- **Exercise aim**
Throughout the material, some lines may have the word "title". Count them and give the number only.

- **Study material**

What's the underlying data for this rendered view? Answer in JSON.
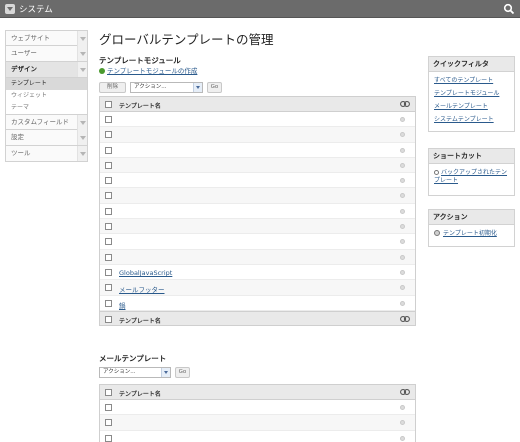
{
  "header": {
    "title": "システム"
  },
  "sidebar": {
    "items": [
      {
        "label": "ウェブサイト"
      },
      {
        "label": "ユーザー"
      },
      {
        "label": "デザイン"
      },
      {
        "label": "カスタムフィールド"
      },
      {
        "label": "設定"
      },
      {
        "label": "ツール"
      }
    ],
    "design_subitems": [
      {
        "label": "テンプレート"
      },
      {
        "label": "ウィジェット"
      },
      {
        "label": "テーマ"
      }
    ]
  },
  "main": {
    "title": "グローバルテンプレートの管理",
    "modules": {
      "title": "テンプレートモジュール",
      "create_link": "テンプレートモジュールの作成",
      "delete_button": "削除",
      "action_select": "アクション...",
      "go_button": "Go",
      "column_header": "テンプレート名",
      "rows": [
        {
          "name": ""
        },
        {
          "name": ""
        },
        {
          "name": ""
        },
        {
          "name": ""
        },
        {
          "name": ""
        },
        {
          "name": ""
        },
        {
          "name": ""
        },
        {
          "name": ""
        },
        {
          "name": ""
        },
        {
          "name": ""
        },
        {
          "name": "GlobalJavaScript"
        },
        {
          "name": "メールフッター"
        },
        {
          "name": "鍋"
        }
      ]
    },
    "mail": {
      "title": "メールテンプレート",
      "action_select": "アクション...",
      "go_button": "Go",
      "column_header": "テンプレート名",
      "rows": [
        {
          "name": ""
        },
        {
          "name": ""
        },
        {
          "name": ""
        }
      ]
    }
  },
  "widgets": {
    "quick_filter": {
      "title": "クイックフィルタ",
      "links": [
        "すべてのテンプレート",
        "テンプレートモジュール",
        "メールテンプレート",
        "システムテンプレート"
      ]
    },
    "shortcut": {
      "title": "ショートカット",
      "link": "バックアップされたテンプレート"
    },
    "action": {
      "title": "アクション",
      "link": "テンプレート初期化"
    }
  },
  "colors": {
    "topbar": "#6b6b6b",
    "link": "#2a5a8c",
    "add_icon": "#4a9a2e"
  }
}
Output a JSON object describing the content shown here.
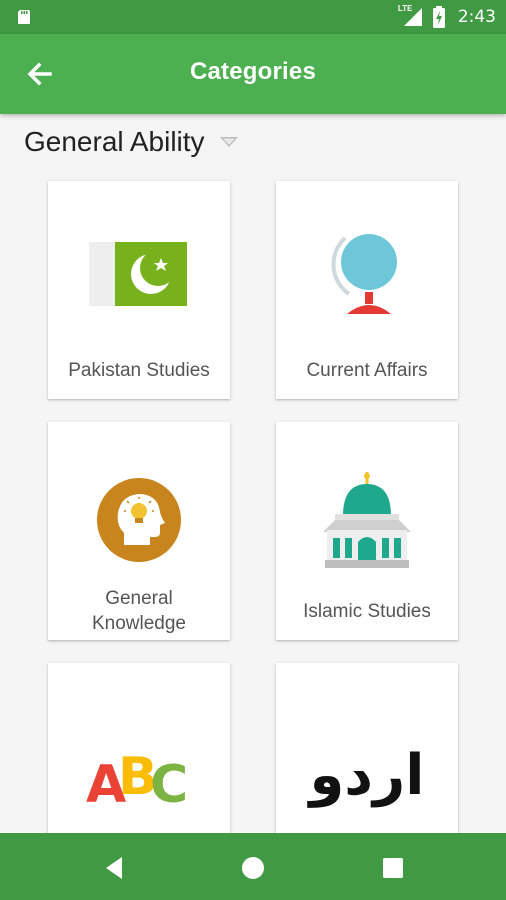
{
  "status_bar": {
    "network": "LTE",
    "time": "2:43"
  },
  "app_bar": {
    "title": "Categories"
  },
  "selector": {
    "value": "General Ability"
  },
  "categories": [
    {
      "label": "Pakistan Studies",
      "icon": "pakistan-flag-icon"
    },
    {
      "label": "Current Affairs",
      "icon": "globe-icon"
    },
    {
      "label": "General\nKnowledge",
      "icon": "head-lightbulb-icon"
    },
    {
      "label": "Islamic Studies",
      "icon": "mosque-icon"
    },
    {
      "label": "",
      "icon": "abc-letters-icon"
    },
    {
      "label": "",
      "icon": "urdu-script-icon"
    }
  ],
  "urdu_text": "اردو",
  "abc_text": [
    "A",
    "B",
    "C"
  ],
  "colors": {
    "status_bar": "#3f9a43",
    "app_bar": "#4caf50",
    "nav_bar": "#3f9a43"
  }
}
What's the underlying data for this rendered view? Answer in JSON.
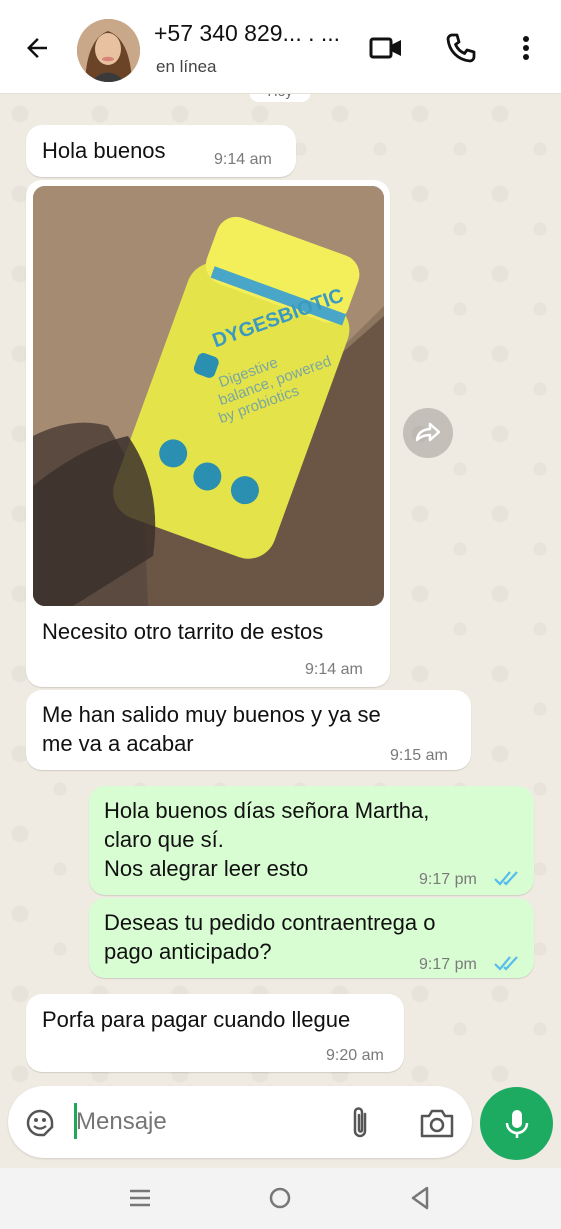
{
  "header": {
    "contact_name": "+57 340 829... . ...",
    "status": "en línea",
    "back_icon": "arrow-left-icon",
    "video_icon": "video-camera-icon",
    "call_icon": "phone-icon",
    "menu_icon": "more-vertical-icon"
  },
  "chat": {
    "date_chip": "Hoy",
    "messages": [
      {
        "direction": "in",
        "text": "Hola buenos",
        "time": "9:14 am"
      },
      {
        "direction": "in",
        "type": "image",
        "caption": "Necesito otro tarrito de estos",
        "time": "9:14 am",
        "image_text": {
          "brand": "DYGESBIOTIC",
          "line1": "Digestive",
          "line2": "balance, powered",
          "line3": "by probiotics"
        }
      },
      {
        "direction": "in",
        "lines": [
          "Me han salido muy buenos y ya se",
          "me va a acabar"
        ],
        "time": "9:15 am"
      },
      {
        "direction": "out",
        "lines": [
          "Hola buenos días señora Martha,",
          "claro que sí.",
          "Nos alegrar leer esto"
        ],
        "time": "9:17 pm",
        "read": true
      },
      {
        "direction": "out",
        "lines": [
          "Deseas tu pedido contraentrega o",
          "pago anticipado?"
        ],
        "time": "9:17 pm",
        "read": true
      },
      {
        "direction": "in",
        "text": "Porfa para pagar cuando llegue",
        "time": "9:20 am"
      }
    ]
  },
  "input": {
    "placeholder": "Mensaje",
    "sticker_icon": "sticker-icon",
    "attach_icon": "paperclip-icon",
    "camera_icon": "camera-icon",
    "mic_icon": "microphone-icon"
  },
  "navbar": {
    "recents_icon": "recent-apps-icon",
    "home_icon": "home-circle-icon",
    "back_icon": "nav-back-icon"
  },
  "colors": {
    "incoming_bubble": "#ffffff",
    "outgoing_bubble": "#d9fdd3",
    "accent_green": "#1dab61",
    "read_ticks": "#53bdeb"
  }
}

- **Your response**
8